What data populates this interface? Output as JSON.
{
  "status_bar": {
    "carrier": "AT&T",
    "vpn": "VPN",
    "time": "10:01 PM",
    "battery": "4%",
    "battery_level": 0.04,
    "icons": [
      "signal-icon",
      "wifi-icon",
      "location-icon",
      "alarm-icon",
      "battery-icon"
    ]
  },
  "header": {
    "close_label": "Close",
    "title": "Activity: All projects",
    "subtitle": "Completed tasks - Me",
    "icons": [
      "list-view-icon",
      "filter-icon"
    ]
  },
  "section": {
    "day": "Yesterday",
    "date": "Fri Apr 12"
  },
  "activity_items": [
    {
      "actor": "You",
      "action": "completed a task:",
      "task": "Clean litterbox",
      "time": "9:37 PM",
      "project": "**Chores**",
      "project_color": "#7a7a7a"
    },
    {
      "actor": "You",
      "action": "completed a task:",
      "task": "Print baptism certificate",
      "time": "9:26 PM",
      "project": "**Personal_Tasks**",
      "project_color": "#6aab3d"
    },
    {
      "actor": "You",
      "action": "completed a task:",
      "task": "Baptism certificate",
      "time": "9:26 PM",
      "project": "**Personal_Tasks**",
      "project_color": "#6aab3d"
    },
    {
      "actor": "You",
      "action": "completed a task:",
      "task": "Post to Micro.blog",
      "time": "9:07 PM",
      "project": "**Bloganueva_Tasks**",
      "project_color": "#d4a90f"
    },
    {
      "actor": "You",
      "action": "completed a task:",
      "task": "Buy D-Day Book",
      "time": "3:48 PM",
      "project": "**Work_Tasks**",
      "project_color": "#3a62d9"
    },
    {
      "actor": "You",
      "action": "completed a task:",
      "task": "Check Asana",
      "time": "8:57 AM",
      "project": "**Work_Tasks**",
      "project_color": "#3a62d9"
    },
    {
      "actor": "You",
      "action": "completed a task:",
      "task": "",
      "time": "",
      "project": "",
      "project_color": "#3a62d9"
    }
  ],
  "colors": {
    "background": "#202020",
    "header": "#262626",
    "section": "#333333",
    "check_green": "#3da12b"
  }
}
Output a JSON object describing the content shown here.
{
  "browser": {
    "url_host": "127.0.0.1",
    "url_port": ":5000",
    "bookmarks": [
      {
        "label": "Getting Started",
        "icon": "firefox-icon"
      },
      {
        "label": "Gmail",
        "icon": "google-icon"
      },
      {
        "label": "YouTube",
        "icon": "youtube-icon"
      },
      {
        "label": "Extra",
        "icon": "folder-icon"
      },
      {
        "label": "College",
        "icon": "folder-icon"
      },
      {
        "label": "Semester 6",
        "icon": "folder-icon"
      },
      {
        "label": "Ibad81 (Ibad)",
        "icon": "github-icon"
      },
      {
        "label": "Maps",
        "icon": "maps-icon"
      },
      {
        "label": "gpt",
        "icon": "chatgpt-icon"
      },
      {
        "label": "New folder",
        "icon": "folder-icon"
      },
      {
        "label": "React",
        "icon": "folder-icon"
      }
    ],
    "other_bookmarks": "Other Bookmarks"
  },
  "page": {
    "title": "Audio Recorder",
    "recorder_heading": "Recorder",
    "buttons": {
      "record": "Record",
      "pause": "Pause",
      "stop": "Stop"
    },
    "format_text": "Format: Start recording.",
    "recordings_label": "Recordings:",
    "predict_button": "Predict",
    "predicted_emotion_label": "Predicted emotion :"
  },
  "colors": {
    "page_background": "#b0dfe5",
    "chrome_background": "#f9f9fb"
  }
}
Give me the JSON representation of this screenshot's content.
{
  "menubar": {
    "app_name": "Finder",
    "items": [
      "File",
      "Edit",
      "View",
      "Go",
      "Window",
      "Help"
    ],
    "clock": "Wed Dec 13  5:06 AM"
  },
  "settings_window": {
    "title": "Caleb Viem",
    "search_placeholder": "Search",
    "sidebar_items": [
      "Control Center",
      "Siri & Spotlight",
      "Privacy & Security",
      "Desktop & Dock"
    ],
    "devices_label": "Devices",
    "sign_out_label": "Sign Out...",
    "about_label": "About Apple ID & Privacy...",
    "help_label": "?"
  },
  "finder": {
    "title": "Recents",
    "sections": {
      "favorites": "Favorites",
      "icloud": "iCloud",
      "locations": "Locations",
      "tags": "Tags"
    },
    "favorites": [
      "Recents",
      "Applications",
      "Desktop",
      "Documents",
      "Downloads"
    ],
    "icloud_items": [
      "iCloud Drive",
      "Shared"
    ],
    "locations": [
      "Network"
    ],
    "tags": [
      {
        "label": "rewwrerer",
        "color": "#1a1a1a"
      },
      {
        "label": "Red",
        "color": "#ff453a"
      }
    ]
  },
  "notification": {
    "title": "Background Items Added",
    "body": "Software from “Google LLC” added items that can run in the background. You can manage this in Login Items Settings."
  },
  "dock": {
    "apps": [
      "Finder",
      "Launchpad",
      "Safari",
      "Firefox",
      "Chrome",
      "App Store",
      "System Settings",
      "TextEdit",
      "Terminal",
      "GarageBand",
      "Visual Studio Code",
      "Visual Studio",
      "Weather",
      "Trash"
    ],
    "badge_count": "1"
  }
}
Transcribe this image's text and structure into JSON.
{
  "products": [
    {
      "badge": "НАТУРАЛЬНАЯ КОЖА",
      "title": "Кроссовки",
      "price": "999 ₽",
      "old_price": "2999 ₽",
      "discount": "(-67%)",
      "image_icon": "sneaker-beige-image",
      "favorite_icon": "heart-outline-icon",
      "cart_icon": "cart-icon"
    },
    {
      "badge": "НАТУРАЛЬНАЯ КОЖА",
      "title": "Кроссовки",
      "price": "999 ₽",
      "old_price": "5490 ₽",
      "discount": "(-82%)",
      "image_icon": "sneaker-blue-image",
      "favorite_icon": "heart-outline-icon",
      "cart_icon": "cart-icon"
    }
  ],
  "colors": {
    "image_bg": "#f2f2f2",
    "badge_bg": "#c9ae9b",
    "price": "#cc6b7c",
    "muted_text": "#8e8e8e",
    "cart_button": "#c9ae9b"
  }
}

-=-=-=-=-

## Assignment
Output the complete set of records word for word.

## Task answer
What data populates this interface? Output as JSON.
{
  "status_bar": {
    "carrier": "AT&T",
    "vpn": "VPN",
    "time": "10:01 PM",
    "battery": "4%",
    "battery_level": 0.04,
    "icons": [
      "signal-icon",
      "wifi-icon",
      "location-icon",
      "alarm-icon",
      "battery-icon"
    ]
  },
  "header": {
    "close_label": "Close",
    "title": "Activity: All projects",
    "subtitle": "Completed tasks - Me",
    "icons": [
      "list-view-icon",
      "filter-icon"
    ]
  },
  "section": {
    "day": "Yesterday",
    "date": "Fri Apr 12"
  },
  "activity_items": [
    {
      "actor": "You",
      "action": "completed a task:",
      "task": "Clean litterbox",
      "time": "9:37 PM",
      "project": "**Chores**",
      "project_color": "#7a7a7a"
    },
    {
      "actor": "You",
      "action": "completed a task:",
      "task": "Print baptism certificate",
      "time": "9:26 PM",
      "project": "**Personal_Tasks**",
      "project_color": "#6aab3d"
    },
    {
      "actor": "You",
      "action": "completed a task:",
      "task": "Baptism certificate",
      "time": "9:26 PM",
      "project": "**Personal_Tasks**",
      "project_color": "#6aab3d"
    },
    {
      "actor": "You",
      "action": "completed a task:",
      "task": "Post to Micro.blog",
      "time": "9:07 PM",
      "project": "**Bloganueva_Tasks**",
      "project_color": "#d4a90f"
    },
    {
      "actor": "You",
      "action": "completed a task:",
      "task": "Buy D-Day Book",
      "time": "3:48 PM",
      "project": "**Work_Tasks**",
      "project_color": "#3a62d9"
    },
    {
      "actor": "You",
      "action": "completed a task:",
      "task": "Check Asana",
      "time": "8:57 AM",
      "project": "**Work_Tasks**",
      "project_color": "#3a62d9"
    },
    {
      "actor": "You",
      "action": "completed a task:",
      "task": "",
      "time": "",
      "project": "",
      "project_color": "#3a62d9"
    }
  ],
  "colors": {
    "background": "#202020",
    "header": "#262626",
    "section": "#333333",
    "check_green": "#3da12b"
  }
}
Output a JSON object describing the content shown here.
{
  "browser": {
    "url_host": "127.0.0.1",
    "url_port": ":5000",
    "bookmarks": [
      {
        "label": "Getting Started",
        "icon": "firefox-icon"
      },
      {
        "label": "Gmail",
        "icon": "google-icon"
      },
      {
        "label": "YouTube",
        "icon": "youtube-icon"
      },
      {
        "label": "Extra",
        "icon": "folder-icon"
      },
      {
        "label": "College",
        "icon": "folder-icon"
      },
      {
        "label": "Semester 6",
        "icon": "folder-icon"
      },
      {
        "label": "Ibad81 (Ibad)",
        "icon": "github-icon"
      },
      {
        "label": "Maps",
        "icon": "maps-icon"
      },
      {
        "label": "gpt",
        "icon": "chatgpt-icon"
      },
      {
        "label": "New folder",
        "icon": "folder-icon"
      },
      {
        "label": "React",
        "icon": "folder-icon"
      }
    ],
    "other_bookmarks": "Other Bookmarks"
  },
  "page": {
    "title": "Audio Recorder",
    "recorder_heading": "Recorder",
    "buttons": {
      "record": "Record",
      "pause": "Pause",
      "stop": "Stop"
    },
    "format_text": "Format: Start recording.",
    "recordings_label": "Recordings:",
    "predict_button": "Predict",
    "predicted_emotion_label": "Predicted emotion :"
  },
  "colors": {
    "page_background": "#b0dfe5",
    "chrome_background": "#f9f9fb"
  }
}
Give me the JSON representation of this screenshot's content.
{
  "menubar": {
    "app_name": "Finder",
    "items": [
      "File",
      "Edit",
      "View",
      "Go",
      "Window",
      "Help"
    ],
    "clock": "Wed Dec 13  5:06 AM"
  },
  "settings_window": {
    "title": "Caleb Viem",
    "search_placeholder": "Search",
    "sidebar_items": [
      "Control Center",
      "Siri & Spotlight",
      "Privacy & Security",
      "Desktop & Dock"
    ],
    "devices_label": "Devices",
    "sign_out_label": "Sign Out...",
    "about_label": "About Apple ID & Privacy...",
    "help_label": "?"
  },
  "finder": {
    "title": "Recents",
    "sections": {
      "favorites": "Favorites",
      "icloud": "iCloud",
      "locations": "Locations",
      "tags": "Tags"
    },
    "favorites": [
      "Recents",
      "Applications",
      "Desktop",
      "Documents",
      "Downloads"
    ],
    "icloud_items": [
      "iCloud Drive",
      "Shared"
    ],
    "locations": [
      "Network"
    ],
    "tags": [
      {
        "label": "rewwrerer",
        "color": "#1a1a1a"
      },
      {
        "label": "Red",
        "color": "#ff453a"
      }
    ]
  },
  "notification": {
    "title": "Background Items Added",
    "body": "Software from “Google LLC” added items that can run in the background. You can manage this in Login Items Settings."
  },
  "dock": {
    "apps": [
      "Finder",
      "Launchpad",
      "Safari",
      "Firefox",
      "Chrome",
      "App Store",
      "System Settings",
      "TextEdit",
      "Terminal",
      "GarageBand",
      "Visual Studio Code",
      "Visual Studio",
      "Weather",
      "Trash"
    ],
    "badge_count": "1"
  }
}
Transcribe this image's text and structure into JSON.
{
  "products": [
    {
      "badge": "НАТУРАЛЬНАЯ КОЖА",
      "title": "Кроссовки",
      "price": "999 ₽",
      "old_price": "2999 ₽",
      "discount": "(-67%)",
      "image_icon": "sneaker-beige-image",
      "favorite_icon": "heart-outline-icon",
      "cart_icon": "cart-icon"
    },
    {
      "badge": "НАТУРАЛЬНАЯ КОЖА",
      "title": "Кроссовки",
      "price": "999 ₽",
      "old_price": "5490 ₽",
      "discount": "(-82%)",
      "image_icon": "sneaker-blue-image",
      "favorite_icon": "heart-outline-icon",
      "cart_icon": "cart-icon"
    }
  ],
  "colors": {
    "image_bg": "#f2f2f2",
    "badge_bg": "#c9ae9b",
    "price": "#cc6b7c",
    "muted_text": "#8e8e8e",
    "cart_button": "#c9ae9b"
  }
}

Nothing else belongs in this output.